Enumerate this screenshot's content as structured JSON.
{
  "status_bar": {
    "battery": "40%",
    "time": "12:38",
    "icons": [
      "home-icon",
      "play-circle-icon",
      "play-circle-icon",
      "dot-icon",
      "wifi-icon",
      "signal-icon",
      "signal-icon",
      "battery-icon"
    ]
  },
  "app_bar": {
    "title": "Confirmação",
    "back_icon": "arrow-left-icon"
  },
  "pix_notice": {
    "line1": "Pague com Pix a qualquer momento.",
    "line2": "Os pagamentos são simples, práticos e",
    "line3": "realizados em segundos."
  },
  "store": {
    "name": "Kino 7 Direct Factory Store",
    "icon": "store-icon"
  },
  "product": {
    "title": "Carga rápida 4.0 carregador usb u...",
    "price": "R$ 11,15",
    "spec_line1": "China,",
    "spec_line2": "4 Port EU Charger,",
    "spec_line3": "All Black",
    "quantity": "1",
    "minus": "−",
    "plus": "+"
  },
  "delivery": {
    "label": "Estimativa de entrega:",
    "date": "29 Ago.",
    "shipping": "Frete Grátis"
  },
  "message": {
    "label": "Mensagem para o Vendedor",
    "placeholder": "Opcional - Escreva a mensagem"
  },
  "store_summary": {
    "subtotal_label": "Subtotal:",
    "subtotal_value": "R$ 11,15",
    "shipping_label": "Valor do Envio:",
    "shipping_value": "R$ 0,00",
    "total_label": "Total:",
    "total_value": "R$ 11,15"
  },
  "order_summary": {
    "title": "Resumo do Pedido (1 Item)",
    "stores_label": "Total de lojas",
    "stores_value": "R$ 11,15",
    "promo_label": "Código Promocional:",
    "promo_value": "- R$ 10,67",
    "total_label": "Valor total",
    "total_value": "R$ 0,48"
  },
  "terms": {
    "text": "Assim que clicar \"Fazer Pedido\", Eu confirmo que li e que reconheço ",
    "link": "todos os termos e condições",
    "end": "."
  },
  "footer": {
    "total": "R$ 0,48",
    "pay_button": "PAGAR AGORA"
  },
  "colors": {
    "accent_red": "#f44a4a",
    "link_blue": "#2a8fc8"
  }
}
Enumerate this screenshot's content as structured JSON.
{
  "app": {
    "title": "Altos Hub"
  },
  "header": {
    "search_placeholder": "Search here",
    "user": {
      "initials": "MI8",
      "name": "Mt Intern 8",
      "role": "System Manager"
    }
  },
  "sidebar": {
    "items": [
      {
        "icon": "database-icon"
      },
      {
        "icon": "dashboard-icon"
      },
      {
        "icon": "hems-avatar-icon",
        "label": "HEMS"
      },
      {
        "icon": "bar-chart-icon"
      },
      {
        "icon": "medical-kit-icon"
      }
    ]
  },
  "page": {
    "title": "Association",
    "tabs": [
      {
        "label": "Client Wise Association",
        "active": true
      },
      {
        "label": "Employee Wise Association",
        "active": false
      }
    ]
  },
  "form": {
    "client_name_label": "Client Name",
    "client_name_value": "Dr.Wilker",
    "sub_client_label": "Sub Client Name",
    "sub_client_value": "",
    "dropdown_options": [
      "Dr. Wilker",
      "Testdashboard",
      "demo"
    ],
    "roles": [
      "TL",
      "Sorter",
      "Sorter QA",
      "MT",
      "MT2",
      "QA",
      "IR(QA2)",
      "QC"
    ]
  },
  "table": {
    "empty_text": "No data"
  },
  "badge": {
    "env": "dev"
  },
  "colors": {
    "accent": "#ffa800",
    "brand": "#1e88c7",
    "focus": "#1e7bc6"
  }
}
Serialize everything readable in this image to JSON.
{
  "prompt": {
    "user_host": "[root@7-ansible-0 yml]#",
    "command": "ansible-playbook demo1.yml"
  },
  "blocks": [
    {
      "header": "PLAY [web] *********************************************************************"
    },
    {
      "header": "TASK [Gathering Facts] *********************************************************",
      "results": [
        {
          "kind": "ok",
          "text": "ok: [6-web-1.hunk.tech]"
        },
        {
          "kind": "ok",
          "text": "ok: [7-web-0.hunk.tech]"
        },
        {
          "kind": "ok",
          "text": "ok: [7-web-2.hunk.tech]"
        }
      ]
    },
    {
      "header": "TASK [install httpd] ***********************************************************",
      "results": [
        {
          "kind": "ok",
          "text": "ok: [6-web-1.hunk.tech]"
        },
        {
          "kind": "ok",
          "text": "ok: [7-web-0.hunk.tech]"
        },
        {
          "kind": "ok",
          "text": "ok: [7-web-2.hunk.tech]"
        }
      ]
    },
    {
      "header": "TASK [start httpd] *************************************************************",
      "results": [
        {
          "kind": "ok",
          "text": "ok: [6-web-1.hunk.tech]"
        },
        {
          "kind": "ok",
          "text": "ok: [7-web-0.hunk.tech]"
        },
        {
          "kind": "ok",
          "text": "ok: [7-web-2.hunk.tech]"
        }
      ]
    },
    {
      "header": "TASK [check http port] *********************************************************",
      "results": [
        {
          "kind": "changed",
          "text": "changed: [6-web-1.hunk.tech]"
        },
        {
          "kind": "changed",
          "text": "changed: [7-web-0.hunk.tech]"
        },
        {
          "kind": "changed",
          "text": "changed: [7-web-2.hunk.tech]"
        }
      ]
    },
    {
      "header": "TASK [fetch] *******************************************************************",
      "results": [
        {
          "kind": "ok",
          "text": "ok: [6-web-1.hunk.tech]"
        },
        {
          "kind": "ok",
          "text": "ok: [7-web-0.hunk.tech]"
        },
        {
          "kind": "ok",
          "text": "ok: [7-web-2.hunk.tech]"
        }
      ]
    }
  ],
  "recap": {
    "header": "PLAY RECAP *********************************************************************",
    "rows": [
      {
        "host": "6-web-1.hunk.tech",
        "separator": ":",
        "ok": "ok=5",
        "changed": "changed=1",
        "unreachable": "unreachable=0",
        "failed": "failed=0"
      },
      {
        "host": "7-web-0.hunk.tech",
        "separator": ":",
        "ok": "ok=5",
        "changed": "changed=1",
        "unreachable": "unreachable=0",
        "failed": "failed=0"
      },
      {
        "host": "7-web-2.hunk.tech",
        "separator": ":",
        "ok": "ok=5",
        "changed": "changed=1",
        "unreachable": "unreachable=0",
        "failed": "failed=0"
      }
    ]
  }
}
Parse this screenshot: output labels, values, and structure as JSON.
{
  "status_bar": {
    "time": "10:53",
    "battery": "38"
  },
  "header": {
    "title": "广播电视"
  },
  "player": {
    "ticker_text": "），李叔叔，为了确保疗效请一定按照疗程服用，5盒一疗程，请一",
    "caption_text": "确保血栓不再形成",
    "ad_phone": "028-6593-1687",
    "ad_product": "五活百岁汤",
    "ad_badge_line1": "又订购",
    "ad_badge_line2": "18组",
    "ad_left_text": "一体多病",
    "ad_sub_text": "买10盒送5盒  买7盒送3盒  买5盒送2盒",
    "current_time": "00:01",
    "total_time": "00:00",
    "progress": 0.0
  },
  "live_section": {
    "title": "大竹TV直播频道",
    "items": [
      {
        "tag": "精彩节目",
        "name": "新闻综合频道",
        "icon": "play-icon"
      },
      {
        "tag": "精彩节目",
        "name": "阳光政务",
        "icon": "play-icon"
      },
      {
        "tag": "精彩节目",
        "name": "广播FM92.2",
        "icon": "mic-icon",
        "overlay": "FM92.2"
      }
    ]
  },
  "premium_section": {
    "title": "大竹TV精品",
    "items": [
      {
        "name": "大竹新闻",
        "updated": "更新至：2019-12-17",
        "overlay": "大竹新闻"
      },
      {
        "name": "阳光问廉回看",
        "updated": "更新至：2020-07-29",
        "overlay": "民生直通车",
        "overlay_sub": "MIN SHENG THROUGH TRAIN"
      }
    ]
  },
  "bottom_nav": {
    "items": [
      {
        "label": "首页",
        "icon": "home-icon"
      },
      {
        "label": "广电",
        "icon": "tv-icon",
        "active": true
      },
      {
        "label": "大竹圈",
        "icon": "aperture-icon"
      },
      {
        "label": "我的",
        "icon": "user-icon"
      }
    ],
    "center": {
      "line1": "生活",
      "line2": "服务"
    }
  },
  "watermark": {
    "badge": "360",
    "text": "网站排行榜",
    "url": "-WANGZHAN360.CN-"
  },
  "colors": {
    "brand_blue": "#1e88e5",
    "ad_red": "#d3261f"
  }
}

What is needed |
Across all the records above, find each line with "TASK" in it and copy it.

Response |
      "header": "TASK [Gathering Facts] *********************************************************",
      "header": "TASK [install httpd] ***********************************************************",
      "header": "TASK [start httpd] *************************************************************",
      "header": "TASK [check http port] *********************************************************",
      "header": "TASK [fetch] *******************************************************************",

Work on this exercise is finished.